“Then I witnessed the torture of Sisyphus, as he wrestled with a huge rock with both hands. Bracing himself and thrusting with hands and feet he pushed the boulder uphill to the top. But every time, as he was about to send it toppling over the crest, its sheer weight turned it back, and once again towards the plain the pitiless rock rolled down.”
Odysseus upon descent into Hades came across the tragic figure of Sisyphus, one-time king of Corinth, who twice cheated death only to be consigned by Zeus to push a huge stone up a mountain for all eternity. It is my personal belief that I will be a storyteller forever wandering endless galaxies with my stories.
To my way of thinking, that is not a bad thing. Freed of my present physical limitations it is an event to be anticipated with great joy. More than one person has told me that writing is a part of who I am. I accept that intellectually, but I am often found railing against it emotionally and physically. I can’t tell you how many times I have “quit” this strange profession because there have been so many times.
This week I announced aloud, “I’m done!” No more writing, no more editing, I wanted only to crawl into a book and never come out. Like Don Quixote, find a trusty steed, cobble together some armor, and lance in hand sally forth to battle giants. It happens all the time.
However, I never find the “right” book and never sally forth except to try and write it myself. I find the darkness of no story too much, drag myself up and shoulder to the great stone of the next book, start it rolling.
I think if you haven’t quit writing at least twice, you might not be doing it right. If stories are like children, as experts say they are, then the joy/dismay nature of the craft certainly fits the allegory. Somewhere in the tension created by the opposing forces is the muses’ hiding place. Calliope is not going to come looking for you and neither will you find her sitting in the comfort of the dark. You must seek her.

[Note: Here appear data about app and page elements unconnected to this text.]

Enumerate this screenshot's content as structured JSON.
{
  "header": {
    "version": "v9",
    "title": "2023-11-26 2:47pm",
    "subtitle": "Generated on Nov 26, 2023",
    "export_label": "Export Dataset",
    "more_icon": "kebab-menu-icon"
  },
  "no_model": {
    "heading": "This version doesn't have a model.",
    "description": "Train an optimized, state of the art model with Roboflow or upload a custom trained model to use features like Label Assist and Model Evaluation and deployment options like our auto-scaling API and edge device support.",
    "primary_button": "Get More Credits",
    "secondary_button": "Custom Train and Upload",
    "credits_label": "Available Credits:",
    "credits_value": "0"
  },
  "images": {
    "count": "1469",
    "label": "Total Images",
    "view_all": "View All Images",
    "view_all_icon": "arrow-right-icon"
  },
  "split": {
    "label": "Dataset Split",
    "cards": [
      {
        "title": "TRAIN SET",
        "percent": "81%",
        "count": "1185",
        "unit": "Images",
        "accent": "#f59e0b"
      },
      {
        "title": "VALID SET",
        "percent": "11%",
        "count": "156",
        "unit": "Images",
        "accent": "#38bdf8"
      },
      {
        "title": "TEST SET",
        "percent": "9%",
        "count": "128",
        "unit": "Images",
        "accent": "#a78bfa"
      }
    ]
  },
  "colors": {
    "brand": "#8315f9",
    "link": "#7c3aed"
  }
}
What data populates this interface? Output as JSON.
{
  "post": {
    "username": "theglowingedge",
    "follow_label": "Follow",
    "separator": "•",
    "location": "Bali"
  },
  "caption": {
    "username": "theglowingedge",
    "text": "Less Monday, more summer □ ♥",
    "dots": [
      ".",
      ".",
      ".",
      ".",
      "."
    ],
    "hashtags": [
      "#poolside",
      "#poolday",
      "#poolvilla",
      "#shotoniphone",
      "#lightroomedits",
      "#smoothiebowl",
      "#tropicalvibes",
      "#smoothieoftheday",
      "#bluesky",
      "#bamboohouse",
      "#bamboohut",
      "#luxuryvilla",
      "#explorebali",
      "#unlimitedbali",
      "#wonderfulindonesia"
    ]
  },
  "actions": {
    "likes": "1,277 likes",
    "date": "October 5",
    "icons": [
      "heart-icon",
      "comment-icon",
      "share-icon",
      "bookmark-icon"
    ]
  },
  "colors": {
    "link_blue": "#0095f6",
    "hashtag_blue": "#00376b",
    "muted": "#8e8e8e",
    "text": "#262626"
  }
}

How? Start writing, get the stone rolling, help comes when you are working. You can quit all alone—no help needed.
That said, I am currently on the third rewrite of my latest book and still only on Chapter Ten and wondering if number four is hiding just out of sight.